Bangladesh was, up till 1971, East Pakistan. But the transition from East Pakistan to Bangladesh was not an easy one. Tired of being clubbed with groups they felt they did not belong to – the Sindhs and the Pashtuns – and dominated by the leadership in West Pakistan, the Bengalis in the East desperately wanted to break free. However, Pakistan was not ready to cut them loose. And so ensued devastating violence and destruction.
On the night of 25 March 1971, the forces of Pakistan launched an “Operation Searchlight” to end the resistance once and for all. The Bengalis, the Hindus and anybody who resisted was brutally suppressed and slaughtered.
There is no exact estimate of how many died that night, but the figure ranges from 10,000 to 35,000. Educational spaces were not spared either, with hundreds of students killed in Dhaka University.
Simultaneous attacks were launched in Peelkhana and Rajarbagh.
Offices of dailies such as Daily Ittefaq were burned down too and a number of journalists and newspaper staff were charred to death. Anyone who resisted was violently put down.
According to a Dhaka Tribune report, before the violence was unleashed, however, the then President Yahya Khan left for the safety of Lahore. Zulfiqar Ali Bhutto, president of the Pakistan People's Party, observed the operation from the Hotel Intercontinental of Dhaka.
Thanks to God that Pakistan could have been saved.Zulfiqar Ali Bhutto
On 26 March, Bhutto even expressed his appreciation of the army's actions before leaving from Dhaka.
But while 25 March did mark the beginning of the ruthless, ambitious Operation Searchlight, the forces from West Pakistan did not succeed in crushing the rebellion completely. By the end of that year, the Bengalis had gained their independence.

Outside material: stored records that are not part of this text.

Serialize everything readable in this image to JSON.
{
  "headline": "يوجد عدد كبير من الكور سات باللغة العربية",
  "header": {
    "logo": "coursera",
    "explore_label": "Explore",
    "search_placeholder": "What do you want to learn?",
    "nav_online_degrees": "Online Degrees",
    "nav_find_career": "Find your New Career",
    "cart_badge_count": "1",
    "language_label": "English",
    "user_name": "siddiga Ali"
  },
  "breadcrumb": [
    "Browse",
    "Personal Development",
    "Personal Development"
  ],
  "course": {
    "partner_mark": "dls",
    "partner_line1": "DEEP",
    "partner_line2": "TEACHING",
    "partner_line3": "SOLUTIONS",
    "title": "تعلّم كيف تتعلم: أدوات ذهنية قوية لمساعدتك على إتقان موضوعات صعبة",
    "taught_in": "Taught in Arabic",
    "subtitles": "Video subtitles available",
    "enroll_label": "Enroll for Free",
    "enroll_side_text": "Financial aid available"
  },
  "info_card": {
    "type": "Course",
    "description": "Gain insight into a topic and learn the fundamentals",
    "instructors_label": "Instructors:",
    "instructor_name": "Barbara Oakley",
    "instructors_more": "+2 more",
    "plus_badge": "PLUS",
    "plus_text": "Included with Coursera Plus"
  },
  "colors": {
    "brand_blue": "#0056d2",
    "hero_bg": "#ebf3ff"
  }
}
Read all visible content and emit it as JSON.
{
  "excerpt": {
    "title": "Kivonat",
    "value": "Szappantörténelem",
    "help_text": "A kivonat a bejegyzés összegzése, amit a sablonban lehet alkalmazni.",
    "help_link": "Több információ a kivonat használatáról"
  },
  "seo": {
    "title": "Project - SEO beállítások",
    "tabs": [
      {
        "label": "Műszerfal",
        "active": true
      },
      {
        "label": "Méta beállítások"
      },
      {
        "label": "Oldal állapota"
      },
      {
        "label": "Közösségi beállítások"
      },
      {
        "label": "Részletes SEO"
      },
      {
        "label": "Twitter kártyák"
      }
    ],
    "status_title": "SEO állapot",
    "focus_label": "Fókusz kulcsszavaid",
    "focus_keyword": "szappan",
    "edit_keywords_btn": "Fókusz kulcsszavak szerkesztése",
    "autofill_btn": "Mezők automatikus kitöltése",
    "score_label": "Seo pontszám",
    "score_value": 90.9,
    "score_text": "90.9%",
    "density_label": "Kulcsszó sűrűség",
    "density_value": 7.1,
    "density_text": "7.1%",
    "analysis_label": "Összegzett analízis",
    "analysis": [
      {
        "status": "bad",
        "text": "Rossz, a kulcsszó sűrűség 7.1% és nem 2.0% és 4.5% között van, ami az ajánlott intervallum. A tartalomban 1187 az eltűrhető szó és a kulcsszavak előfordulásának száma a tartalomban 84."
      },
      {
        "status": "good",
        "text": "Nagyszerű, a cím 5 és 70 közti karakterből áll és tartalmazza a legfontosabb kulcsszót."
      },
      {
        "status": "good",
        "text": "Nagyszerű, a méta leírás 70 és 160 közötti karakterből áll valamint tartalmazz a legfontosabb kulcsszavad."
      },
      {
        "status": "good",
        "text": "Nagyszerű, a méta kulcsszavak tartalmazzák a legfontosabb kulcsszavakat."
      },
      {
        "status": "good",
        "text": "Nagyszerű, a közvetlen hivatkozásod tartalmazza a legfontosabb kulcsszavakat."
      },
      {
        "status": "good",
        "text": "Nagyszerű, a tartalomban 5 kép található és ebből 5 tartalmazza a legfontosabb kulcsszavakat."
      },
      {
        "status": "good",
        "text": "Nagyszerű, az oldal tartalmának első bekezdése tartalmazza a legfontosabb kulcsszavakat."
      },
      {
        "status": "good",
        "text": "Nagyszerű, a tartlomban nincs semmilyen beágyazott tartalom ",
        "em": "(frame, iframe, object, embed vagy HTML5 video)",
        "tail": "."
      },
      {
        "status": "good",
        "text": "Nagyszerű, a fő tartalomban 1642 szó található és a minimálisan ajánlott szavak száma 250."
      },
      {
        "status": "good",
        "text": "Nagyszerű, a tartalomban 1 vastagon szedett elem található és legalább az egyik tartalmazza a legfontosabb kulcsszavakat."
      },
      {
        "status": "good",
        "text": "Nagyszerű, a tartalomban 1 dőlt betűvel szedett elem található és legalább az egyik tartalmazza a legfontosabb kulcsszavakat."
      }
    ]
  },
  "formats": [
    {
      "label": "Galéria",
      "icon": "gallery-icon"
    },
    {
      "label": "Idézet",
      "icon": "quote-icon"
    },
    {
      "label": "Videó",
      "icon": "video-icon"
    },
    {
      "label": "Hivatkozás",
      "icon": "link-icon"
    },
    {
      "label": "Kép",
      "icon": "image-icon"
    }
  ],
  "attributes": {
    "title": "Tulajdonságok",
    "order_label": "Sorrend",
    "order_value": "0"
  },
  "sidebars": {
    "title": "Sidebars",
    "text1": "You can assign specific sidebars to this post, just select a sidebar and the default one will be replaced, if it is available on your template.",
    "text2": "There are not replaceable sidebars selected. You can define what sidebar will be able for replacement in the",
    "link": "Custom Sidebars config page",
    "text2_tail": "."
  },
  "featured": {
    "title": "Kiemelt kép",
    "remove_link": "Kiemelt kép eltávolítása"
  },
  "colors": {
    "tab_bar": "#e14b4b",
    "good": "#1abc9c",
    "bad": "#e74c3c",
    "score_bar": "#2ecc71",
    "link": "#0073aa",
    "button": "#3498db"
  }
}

The fateful day, however, is remembered each year as "Genocide Day" in Bangladesh.
On 25 March 2018, Bangladesh will be observing a one-minute blackout in memory of all that was lost on Genocide Day.